**Task brief:** Show every line below where "JSON" can be found.

**Input for this task:**
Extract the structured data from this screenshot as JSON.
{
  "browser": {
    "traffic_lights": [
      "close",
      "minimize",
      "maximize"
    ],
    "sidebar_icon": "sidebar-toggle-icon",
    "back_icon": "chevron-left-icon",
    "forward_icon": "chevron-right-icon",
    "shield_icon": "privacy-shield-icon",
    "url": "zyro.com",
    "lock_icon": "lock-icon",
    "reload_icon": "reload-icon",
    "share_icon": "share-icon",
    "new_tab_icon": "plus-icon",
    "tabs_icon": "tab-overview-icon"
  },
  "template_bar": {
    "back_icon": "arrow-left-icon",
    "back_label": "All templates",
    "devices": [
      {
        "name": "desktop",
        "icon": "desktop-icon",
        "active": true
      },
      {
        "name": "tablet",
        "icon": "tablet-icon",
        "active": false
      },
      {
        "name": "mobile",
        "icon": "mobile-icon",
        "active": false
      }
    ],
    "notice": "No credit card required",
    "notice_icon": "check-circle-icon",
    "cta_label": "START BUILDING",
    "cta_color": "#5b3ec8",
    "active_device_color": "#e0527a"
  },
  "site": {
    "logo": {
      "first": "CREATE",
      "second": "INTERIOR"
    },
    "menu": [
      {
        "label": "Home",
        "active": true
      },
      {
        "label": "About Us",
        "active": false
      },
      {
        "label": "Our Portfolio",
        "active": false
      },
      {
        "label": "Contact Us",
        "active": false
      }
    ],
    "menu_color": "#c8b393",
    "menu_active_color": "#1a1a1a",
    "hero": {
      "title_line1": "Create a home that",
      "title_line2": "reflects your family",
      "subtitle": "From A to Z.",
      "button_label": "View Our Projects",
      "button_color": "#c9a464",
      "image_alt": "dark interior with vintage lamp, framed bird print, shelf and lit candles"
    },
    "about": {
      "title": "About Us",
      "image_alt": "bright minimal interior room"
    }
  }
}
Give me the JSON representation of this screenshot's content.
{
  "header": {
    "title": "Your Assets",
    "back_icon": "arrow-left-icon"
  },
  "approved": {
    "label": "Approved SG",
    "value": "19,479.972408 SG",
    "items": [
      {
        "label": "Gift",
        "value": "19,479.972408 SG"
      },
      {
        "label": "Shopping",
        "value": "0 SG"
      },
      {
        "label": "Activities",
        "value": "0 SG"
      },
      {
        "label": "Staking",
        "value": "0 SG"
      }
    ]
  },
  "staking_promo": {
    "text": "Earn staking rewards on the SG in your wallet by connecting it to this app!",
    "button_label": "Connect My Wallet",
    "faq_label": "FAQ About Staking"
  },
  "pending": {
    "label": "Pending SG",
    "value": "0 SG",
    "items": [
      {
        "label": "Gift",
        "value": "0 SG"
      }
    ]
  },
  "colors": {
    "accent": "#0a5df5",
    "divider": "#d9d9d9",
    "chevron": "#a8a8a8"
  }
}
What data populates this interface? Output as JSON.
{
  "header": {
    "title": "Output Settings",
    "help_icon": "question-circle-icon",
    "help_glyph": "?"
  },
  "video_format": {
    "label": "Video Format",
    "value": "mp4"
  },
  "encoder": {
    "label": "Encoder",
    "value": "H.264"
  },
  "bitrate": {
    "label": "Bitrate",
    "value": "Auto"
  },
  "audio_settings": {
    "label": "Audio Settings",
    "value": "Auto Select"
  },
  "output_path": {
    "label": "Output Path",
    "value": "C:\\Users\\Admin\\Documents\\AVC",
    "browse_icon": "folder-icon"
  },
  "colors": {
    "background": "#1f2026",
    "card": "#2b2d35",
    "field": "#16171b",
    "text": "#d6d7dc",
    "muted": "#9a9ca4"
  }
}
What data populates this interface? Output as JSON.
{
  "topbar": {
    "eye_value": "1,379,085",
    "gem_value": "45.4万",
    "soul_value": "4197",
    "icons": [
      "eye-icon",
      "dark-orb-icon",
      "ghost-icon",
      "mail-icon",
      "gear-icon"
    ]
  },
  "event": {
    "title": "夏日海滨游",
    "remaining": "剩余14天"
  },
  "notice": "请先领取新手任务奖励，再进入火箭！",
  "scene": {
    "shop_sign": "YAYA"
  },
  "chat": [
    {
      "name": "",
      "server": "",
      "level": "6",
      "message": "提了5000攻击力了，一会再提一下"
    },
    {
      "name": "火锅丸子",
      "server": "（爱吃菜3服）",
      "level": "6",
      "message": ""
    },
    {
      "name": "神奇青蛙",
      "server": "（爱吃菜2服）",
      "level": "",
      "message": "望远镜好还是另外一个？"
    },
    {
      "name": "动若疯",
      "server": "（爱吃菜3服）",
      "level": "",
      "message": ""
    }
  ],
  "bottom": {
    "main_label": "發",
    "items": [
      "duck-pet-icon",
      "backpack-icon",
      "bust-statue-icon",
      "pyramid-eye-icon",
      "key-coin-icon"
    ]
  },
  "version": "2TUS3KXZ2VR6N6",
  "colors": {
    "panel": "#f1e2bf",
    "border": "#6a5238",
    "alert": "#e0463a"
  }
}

**Answer area:**
Extract the structured data from this screenshot as JSON.
Give me the JSON representation of this screenshot's content.
What data populates this interface? Output as JSON.
What data populates this interface? Output as JSON.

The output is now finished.